[Saved data entries]
= Beginning of Section =
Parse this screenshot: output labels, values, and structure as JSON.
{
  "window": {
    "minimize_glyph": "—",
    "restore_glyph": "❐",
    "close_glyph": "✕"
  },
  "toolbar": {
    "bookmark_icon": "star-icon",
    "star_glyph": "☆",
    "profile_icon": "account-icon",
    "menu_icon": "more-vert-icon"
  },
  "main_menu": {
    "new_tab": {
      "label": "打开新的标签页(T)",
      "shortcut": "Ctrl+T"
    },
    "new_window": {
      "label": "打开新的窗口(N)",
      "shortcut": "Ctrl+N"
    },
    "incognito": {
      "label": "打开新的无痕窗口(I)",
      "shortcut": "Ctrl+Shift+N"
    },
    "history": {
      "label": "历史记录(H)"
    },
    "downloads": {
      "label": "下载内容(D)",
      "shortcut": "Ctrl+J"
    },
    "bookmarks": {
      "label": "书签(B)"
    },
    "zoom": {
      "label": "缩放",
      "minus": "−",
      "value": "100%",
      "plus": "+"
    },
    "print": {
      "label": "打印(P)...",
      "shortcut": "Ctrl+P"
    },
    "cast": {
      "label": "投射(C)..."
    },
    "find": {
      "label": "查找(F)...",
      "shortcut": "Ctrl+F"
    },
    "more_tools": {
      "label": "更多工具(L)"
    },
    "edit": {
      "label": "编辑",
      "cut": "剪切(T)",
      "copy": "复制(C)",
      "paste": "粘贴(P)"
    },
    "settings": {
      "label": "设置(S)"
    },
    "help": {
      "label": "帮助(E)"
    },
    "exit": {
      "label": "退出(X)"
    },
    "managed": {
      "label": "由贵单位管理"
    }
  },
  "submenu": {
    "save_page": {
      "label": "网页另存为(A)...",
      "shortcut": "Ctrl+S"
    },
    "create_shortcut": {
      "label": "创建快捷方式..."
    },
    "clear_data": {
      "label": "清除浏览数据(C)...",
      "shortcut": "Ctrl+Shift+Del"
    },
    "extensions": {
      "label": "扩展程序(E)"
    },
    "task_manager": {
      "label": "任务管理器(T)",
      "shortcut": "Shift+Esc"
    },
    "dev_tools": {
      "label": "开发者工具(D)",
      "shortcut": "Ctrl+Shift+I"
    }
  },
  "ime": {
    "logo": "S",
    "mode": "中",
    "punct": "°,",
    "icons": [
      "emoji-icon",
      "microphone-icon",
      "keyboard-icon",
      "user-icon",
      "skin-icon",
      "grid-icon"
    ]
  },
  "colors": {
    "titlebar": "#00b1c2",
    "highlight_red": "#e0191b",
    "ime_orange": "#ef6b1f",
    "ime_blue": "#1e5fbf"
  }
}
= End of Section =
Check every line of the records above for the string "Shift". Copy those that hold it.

## FINISHED TASK
      "shortcut": "Ctrl+Shift+N"
      "shortcut": "Ctrl+Shift+Del"
      "shortcut": "Shift+Esc"
      "shortcut": "Ctrl+Shift+I"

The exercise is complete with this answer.